| DATASET CONTENT |
※ ※ ※

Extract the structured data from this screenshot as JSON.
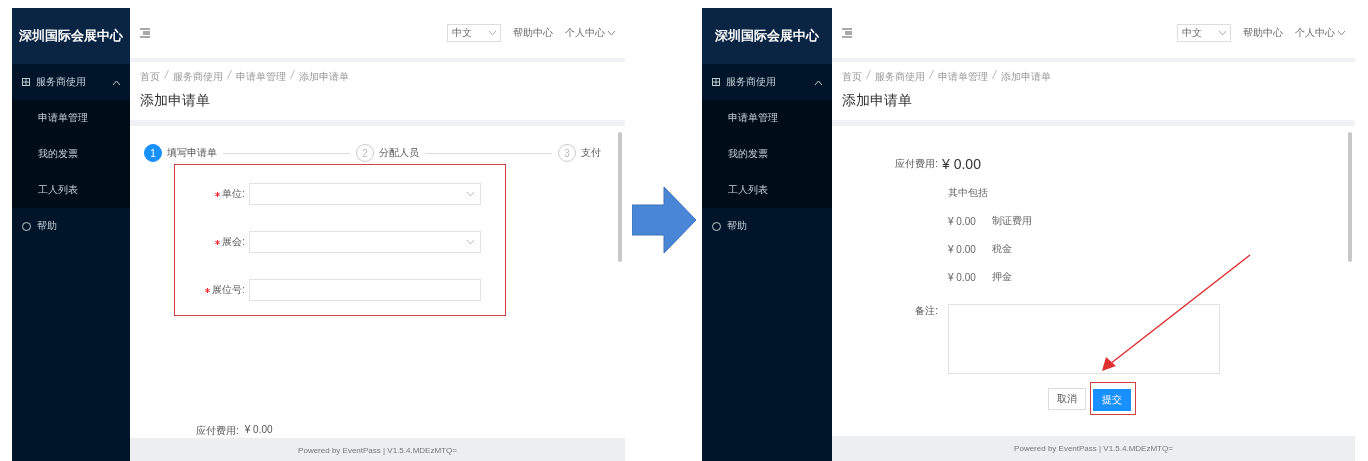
{
  "screens": [
    {
      "kind": "form",
      "app_title": "深圳国际会展中心",
      "language": "中文",
      "help_link": "帮助中心",
      "user_menu": "个人中心",
      "sidebar": {
        "group": {
          "label": "服务商使用",
          "expanded": true,
          "children": [
            {
              "label": "申请单管理"
            },
            {
              "label": "我的发票"
            },
            {
              "label": "工人列表"
            }
          ]
        },
        "items": [
          {
            "label": "帮助"
          }
        ]
      },
      "breadcrumb": [
        "首页",
        "服务商使用",
        "申请单管理",
        "添加申请单"
      ],
      "page_title": "添加申请单",
      "steps": [
        {
          "number": "1",
          "label": "填写申请单",
          "active": true
        },
        {
          "number": "2",
          "label": "分配人员",
          "active": false
        },
        {
          "number": "3",
          "label": "支付",
          "active": false
        }
      ],
      "fields": [
        {
          "label": "单位:",
          "kind": "select",
          "required": true
        },
        {
          "label": "展会:",
          "kind": "select",
          "required": true
        },
        {
          "label": "展位号:",
          "kind": "text",
          "required": true
        }
      ],
      "fee_label": "应付费用:",
      "fee_value": "¥ 0.00",
      "footer": "Powered by EventPass | V1.5.4.MDEzMTQ="
    },
    {
      "kind": "payment",
      "app_title": "深圳国际会展中心",
      "language": "中文",
      "help_link": "帮助中心",
      "user_menu": "个人中心",
      "sidebar": {
        "group": {
          "label": "服务商使用",
          "expanded": true,
          "children": [
            {
              "label": "申请单管理"
            },
            {
              "label": "我的发票"
            },
            {
              "label": "工人列表"
            }
          ]
        },
        "items": [
          {
            "label": "帮助"
          }
        ]
      },
      "breadcrumb": [
        "首页",
        "服务商使用",
        "申请单管理",
        "添加申请单"
      ],
      "page_title": "添加申请单",
      "fee_label": "应付费用:",
      "fee_value": "¥ 0.00",
      "includes_label": "其中包括",
      "fee_items": [
        {
          "amount": "¥ 0.00",
          "name": "制证费用"
        },
        {
          "amount": "¥ 0.00",
          "name": "税金"
        },
        {
          "amount": "¥ 0.00",
          "name": "押金"
        }
      ],
      "remark_label": "备注:",
      "buttons": [
        {
          "label": "取消",
          "primary": false
        },
        {
          "label": "提交",
          "primary": true
        }
      ],
      "footer": "Powered by EventPass | V1.5.4.MDEzMTQ="
    }
  ]
}
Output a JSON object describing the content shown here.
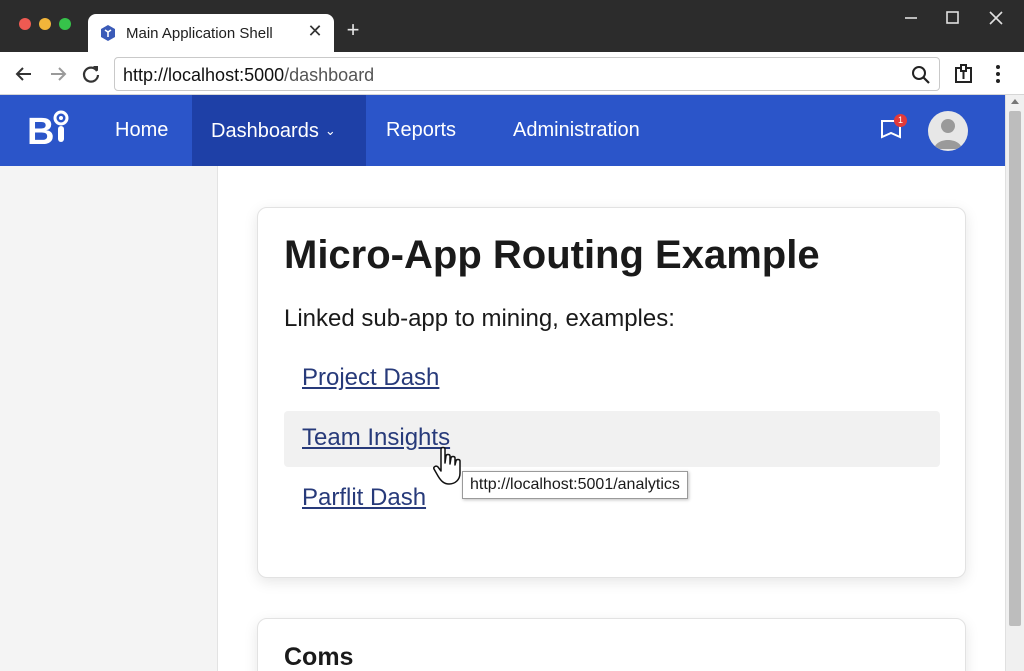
{
  "browser": {
    "tab_title": "Main Application Shell",
    "new_tab_glyph": "+",
    "close_glyph": "✕",
    "url_host": "http://localhost:5000",
    "url_path": "/dashboard"
  },
  "app": {
    "logo_text": "B",
    "nav": {
      "home": "Home",
      "dashboards": "Dashboards",
      "dashboards_chevron": "⌄",
      "reports": "Reports",
      "administration": "Administration"
    },
    "notifications_count": "1"
  },
  "main": {
    "title": "Micro-App Routing Example",
    "subtitle": "Linked sub-app to mining, examples:",
    "links": [
      {
        "label": "Project Dash"
      },
      {
        "label": "Team Insights"
      },
      {
        "label": "Parflit Dash"
      }
    ],
    "tooltip": "http://localhost:5001/analytics",
    "section2_title": "Coms"
  },
  "colors": {
    "nav_bg": "#2b55c9",
    "nav_active_bg": "#1e40a7",
    "link": "#273a7a",
    "badge": "#e23a3a"
  },
  "icons": [
    "app-favicon-icon",
    "close-icon",
    "plus-icon",
    "minimize-icon",
    "maximize-icon",
    "window-close-icon",
    "back-icon",
    "forward-icon",
    "reload-icon",
    "search-icon",
    "extensions-icon",
    "kebab-menu-icon",
    "notification-icon",
    "user-avatar-icon",
    "hand-cursor-icon"
  ]
}
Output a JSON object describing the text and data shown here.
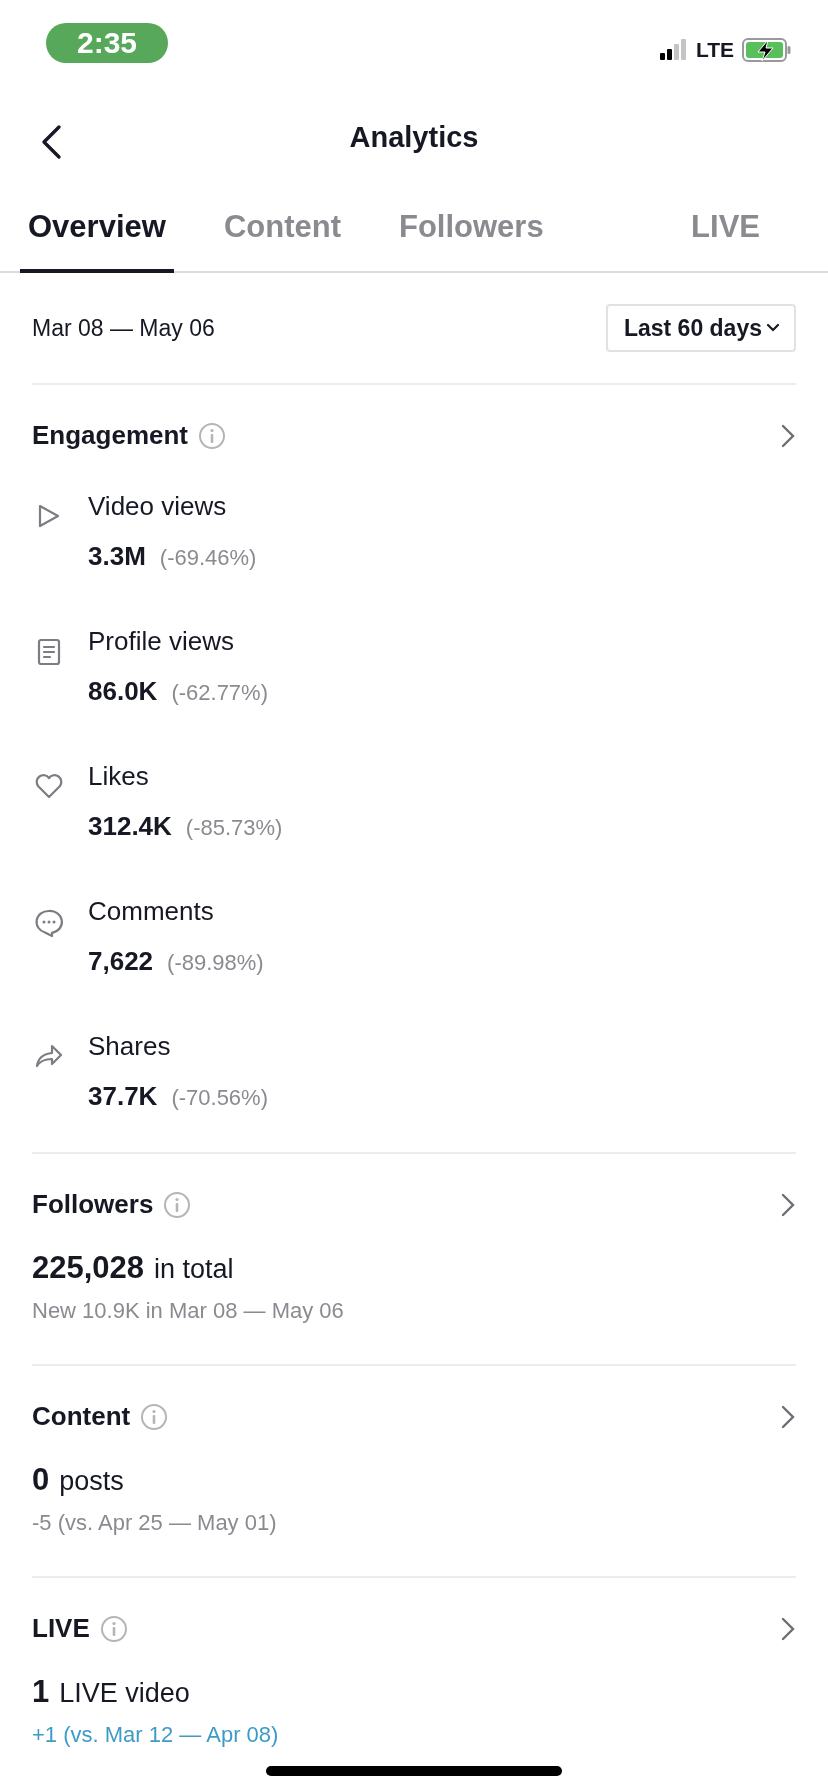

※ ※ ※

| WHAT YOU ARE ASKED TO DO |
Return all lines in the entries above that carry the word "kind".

| RESPONSE |
      "kind": "form",
          "kind": "select",
          "kind": "select",
          "kind": "text",
      "kind": "payment",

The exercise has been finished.